Perceptual Learning and Binaural ProcessingPublic Deposited
Humans determine the horizontal position of sound sources based on two cues: interaural time differences (ITDs) and interaural level differences (ILDs). Consistent with other evidence that these two cues are processed by separate neural mechanisms, Wright and Fitzgerald (2001) observed markedly different learning patterns in listeners who were trained on ITD discrimination with a low-frequency tone compared to those trained on ILD discrimination with a high-frequency tone. Employing the same training regimen, I examined the influence of training on three other binaural discrimination conditions: ITD with a high-frequency sinusoidly amplitude modulated (SAM) tone, ILD with the same SAM tone, and ILD with a low-frequency tone. Training on each condition produced a different learning pattern.
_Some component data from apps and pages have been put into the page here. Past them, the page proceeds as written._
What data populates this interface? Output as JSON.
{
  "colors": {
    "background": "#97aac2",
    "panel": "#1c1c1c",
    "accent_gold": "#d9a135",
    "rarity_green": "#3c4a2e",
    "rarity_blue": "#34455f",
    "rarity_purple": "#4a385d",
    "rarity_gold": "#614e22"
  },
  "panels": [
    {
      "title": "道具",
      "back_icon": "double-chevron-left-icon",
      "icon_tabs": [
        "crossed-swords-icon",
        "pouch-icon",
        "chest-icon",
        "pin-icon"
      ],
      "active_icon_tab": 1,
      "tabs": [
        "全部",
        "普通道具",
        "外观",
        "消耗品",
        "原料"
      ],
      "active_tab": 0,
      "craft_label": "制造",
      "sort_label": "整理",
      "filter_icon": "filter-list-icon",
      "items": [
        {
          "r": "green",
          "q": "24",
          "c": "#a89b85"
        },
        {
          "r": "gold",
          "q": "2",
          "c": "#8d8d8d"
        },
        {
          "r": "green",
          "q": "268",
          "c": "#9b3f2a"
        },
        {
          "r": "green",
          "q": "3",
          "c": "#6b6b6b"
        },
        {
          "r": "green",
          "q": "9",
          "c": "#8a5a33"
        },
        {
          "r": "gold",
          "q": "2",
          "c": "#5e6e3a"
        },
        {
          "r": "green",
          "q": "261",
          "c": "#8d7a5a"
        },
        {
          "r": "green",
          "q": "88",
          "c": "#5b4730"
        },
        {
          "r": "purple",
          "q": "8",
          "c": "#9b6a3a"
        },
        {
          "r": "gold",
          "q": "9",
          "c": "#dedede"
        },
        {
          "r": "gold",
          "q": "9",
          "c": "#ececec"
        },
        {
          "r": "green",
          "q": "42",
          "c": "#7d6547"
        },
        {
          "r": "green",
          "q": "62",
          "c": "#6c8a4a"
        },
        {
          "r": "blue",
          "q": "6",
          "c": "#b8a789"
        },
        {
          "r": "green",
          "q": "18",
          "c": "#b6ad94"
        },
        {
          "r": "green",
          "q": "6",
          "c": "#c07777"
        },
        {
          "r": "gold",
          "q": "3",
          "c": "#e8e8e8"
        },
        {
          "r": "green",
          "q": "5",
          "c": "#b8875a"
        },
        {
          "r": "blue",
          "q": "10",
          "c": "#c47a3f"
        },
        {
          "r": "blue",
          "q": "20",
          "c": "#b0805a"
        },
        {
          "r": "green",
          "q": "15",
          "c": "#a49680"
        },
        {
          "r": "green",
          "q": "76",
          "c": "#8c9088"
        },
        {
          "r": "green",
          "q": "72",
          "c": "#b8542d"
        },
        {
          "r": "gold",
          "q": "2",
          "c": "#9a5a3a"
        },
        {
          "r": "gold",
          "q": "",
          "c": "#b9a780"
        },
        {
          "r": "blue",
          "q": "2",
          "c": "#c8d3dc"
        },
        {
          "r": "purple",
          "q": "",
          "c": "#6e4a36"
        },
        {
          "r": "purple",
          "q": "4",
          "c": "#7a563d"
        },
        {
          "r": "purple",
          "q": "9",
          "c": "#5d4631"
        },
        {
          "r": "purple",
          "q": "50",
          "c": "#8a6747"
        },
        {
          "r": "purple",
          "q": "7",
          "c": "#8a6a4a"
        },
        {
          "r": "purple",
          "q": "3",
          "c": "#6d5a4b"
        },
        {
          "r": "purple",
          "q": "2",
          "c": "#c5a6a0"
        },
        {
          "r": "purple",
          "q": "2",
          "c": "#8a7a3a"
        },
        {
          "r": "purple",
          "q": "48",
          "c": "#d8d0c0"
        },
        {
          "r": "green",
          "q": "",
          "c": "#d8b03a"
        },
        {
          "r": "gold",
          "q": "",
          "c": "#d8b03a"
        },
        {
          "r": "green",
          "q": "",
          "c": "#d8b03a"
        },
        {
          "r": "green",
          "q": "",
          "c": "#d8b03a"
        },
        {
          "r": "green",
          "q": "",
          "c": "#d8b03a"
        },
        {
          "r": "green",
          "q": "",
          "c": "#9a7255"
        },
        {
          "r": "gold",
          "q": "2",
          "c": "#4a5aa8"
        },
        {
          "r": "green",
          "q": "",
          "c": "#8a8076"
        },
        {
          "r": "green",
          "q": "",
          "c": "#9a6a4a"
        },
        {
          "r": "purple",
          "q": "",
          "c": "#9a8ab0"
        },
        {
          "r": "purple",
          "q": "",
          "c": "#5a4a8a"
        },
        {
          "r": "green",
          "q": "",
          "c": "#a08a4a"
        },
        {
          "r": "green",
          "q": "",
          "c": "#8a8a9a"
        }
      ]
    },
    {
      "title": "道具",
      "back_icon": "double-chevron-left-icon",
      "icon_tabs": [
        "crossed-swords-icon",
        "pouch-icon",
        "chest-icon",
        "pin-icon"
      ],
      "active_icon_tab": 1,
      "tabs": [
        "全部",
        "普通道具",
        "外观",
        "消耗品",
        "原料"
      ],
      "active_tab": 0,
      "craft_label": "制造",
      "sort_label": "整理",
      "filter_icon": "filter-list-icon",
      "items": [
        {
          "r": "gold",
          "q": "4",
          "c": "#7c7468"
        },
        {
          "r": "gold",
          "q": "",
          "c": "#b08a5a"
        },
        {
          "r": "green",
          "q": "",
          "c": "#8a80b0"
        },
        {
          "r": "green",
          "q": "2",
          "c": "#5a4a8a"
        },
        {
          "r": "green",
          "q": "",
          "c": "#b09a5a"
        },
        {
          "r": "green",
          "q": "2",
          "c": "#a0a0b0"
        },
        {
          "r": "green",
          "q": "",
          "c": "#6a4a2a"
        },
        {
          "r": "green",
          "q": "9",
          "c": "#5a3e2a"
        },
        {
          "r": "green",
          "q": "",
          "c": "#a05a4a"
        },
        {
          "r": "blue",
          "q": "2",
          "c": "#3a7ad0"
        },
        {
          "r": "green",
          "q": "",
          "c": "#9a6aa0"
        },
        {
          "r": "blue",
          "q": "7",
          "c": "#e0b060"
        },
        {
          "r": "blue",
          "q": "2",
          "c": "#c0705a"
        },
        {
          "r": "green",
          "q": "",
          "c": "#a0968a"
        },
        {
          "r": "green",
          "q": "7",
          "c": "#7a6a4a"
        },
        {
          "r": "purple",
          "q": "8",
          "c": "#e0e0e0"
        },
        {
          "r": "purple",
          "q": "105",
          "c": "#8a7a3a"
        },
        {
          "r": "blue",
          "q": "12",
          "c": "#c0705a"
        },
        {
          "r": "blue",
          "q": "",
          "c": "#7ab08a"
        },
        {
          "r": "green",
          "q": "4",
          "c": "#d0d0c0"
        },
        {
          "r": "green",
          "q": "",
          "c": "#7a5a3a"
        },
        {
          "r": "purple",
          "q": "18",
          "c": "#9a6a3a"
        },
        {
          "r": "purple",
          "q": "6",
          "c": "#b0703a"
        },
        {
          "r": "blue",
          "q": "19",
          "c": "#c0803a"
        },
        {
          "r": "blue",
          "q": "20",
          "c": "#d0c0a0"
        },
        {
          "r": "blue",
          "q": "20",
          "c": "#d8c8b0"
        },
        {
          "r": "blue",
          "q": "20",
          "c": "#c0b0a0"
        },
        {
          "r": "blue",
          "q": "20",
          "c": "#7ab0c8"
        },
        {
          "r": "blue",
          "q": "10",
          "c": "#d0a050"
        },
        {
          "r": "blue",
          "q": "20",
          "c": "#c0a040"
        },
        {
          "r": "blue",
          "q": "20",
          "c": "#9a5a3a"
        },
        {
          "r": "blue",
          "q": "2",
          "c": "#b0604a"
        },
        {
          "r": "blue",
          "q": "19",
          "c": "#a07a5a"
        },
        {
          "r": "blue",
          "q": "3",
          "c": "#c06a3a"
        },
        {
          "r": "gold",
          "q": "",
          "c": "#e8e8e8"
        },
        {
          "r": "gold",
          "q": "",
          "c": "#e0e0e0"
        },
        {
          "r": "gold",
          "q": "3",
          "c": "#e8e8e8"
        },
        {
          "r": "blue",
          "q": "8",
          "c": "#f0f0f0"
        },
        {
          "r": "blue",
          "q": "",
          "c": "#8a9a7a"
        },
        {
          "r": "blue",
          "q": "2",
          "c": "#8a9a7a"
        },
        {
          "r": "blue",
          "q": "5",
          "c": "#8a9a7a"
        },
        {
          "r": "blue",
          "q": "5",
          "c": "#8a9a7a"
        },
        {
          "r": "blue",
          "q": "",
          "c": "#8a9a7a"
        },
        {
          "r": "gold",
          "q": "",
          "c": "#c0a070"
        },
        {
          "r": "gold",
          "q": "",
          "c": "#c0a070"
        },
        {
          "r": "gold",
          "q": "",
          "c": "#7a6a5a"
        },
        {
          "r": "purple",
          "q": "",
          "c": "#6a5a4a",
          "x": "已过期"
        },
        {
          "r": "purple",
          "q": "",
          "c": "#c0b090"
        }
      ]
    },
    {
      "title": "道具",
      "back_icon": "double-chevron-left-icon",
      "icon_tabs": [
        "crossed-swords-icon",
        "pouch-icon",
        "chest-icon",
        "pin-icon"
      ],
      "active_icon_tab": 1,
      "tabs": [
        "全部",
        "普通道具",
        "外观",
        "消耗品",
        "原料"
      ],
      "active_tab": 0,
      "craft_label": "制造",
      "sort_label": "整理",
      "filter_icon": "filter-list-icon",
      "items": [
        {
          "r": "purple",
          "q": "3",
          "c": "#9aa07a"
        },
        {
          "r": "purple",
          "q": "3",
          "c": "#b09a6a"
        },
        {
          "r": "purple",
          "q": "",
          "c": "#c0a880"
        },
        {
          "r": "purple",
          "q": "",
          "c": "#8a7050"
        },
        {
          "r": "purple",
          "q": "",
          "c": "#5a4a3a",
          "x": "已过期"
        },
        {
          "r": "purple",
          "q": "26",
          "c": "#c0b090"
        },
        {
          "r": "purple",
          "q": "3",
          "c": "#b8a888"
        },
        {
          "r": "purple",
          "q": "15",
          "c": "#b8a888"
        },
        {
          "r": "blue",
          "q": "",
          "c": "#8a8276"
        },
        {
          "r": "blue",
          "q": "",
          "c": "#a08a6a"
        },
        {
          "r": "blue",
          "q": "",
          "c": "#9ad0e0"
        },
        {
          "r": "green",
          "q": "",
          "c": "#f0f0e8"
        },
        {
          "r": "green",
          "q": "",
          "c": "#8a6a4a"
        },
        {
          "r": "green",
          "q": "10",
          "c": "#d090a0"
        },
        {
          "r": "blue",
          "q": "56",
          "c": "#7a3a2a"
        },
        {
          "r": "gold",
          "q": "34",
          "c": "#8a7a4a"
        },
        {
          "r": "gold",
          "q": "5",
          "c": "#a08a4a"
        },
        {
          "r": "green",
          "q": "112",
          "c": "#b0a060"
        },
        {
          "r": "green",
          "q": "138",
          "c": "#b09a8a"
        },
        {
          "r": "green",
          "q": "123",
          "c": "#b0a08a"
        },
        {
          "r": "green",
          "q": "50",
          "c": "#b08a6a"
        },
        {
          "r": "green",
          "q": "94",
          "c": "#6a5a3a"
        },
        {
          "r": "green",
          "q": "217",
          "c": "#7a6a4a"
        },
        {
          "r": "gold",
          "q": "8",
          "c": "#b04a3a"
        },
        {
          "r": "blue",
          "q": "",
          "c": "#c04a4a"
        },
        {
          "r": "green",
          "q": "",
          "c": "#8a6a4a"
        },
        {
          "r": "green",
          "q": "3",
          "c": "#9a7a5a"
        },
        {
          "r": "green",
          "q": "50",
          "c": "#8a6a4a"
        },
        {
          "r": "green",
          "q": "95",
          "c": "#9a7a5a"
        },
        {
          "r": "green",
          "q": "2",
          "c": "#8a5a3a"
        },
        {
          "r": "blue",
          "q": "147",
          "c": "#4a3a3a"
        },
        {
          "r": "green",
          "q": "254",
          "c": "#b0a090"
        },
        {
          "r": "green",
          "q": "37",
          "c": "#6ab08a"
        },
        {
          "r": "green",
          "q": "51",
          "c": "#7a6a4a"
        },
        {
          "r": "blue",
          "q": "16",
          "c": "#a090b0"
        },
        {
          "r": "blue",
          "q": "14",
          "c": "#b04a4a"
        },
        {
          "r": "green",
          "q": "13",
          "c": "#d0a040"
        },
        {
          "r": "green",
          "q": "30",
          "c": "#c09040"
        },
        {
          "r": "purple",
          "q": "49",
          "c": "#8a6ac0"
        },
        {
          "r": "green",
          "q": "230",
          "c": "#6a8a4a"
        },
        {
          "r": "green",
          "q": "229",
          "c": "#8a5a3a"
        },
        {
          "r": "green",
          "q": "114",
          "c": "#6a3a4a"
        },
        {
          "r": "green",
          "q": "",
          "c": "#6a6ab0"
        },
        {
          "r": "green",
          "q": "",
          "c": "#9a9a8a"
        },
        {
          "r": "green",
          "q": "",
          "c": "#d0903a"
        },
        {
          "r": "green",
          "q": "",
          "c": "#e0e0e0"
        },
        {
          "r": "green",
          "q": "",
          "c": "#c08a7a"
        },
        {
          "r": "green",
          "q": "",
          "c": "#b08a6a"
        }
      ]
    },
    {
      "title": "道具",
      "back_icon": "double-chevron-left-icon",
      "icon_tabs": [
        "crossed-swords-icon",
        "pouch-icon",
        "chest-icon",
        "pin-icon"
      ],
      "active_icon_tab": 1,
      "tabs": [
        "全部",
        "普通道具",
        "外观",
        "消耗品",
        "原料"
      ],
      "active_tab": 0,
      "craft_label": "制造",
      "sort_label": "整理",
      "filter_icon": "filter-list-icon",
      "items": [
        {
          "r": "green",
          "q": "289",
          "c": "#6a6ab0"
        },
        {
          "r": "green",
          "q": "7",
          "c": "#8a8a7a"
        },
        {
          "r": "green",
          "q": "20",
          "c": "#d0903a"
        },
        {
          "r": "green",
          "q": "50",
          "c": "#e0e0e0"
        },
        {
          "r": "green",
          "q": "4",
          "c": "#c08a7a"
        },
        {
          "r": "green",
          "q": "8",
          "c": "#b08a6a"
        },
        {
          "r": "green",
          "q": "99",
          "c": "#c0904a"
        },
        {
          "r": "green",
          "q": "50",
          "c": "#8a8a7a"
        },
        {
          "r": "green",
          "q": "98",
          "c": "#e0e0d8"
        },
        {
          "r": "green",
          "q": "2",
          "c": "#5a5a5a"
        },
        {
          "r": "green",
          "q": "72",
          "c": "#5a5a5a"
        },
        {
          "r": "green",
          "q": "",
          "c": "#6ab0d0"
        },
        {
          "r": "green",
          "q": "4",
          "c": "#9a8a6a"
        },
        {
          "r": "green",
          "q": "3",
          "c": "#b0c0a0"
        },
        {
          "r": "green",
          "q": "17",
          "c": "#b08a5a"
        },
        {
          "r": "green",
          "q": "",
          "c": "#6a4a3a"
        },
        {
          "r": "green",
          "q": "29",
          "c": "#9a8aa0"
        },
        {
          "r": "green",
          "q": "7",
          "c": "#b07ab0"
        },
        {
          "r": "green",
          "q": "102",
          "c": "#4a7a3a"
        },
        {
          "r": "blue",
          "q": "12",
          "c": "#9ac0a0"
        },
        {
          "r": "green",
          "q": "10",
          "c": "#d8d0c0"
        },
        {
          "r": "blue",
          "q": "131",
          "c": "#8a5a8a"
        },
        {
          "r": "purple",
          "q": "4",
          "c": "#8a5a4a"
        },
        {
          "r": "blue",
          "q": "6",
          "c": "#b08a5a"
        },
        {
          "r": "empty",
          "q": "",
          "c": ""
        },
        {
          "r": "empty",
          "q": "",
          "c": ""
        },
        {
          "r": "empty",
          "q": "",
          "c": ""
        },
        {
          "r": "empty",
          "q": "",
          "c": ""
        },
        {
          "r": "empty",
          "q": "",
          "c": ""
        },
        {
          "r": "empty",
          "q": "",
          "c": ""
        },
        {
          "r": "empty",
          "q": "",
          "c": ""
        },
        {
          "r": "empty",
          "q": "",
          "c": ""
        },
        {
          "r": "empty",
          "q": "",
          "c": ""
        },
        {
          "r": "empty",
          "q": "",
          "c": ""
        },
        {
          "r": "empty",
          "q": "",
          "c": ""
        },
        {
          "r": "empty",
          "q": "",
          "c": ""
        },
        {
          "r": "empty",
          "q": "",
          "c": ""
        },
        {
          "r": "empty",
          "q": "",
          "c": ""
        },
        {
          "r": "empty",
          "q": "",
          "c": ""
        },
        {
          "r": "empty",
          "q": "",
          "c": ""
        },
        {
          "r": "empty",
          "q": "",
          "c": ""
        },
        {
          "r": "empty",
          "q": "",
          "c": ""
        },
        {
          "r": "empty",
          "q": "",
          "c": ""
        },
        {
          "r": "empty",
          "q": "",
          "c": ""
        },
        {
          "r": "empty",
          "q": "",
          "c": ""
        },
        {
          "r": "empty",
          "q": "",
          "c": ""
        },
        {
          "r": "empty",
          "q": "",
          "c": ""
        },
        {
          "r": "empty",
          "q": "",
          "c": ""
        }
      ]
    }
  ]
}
The present results, in combination with the previous ones, reveal interesting characteristics of the human binaural system, at least in terms of how that system is influenced by the current multi-hour training paradigm. First, multi-hour practice led to improvements on ILD, but not ITD, discrimination regardless of stimulus frequency or stimulus type, suggesting that in terms of modifiability, the neural mechanisms underlying performance with each cue are similar across frequency regions and tone types, but are different between the two cues even with the same stimulus. Second, training ITD discrimination with a low-frequency, but not with a high-frequency, stimulus induced learning on ILD discrimination with the trained stimulus, suggesting that ITD and ILD sensitivity involve partially shared neural processes at low but not high frequencies. Third, although ILD-discrimination training consistently led to learning, the pattern of the improvements differed between low and high frequencies, as well as between pure and SAM tones at the same frequency, suggesting that ILD processing differs at least partially across frequency regions and between simple and complex stimuli. The characteristics of the binaural system revealed by the present training paradigm confirm as well as extend our current understanding of the mechanisms underlying human sound localization.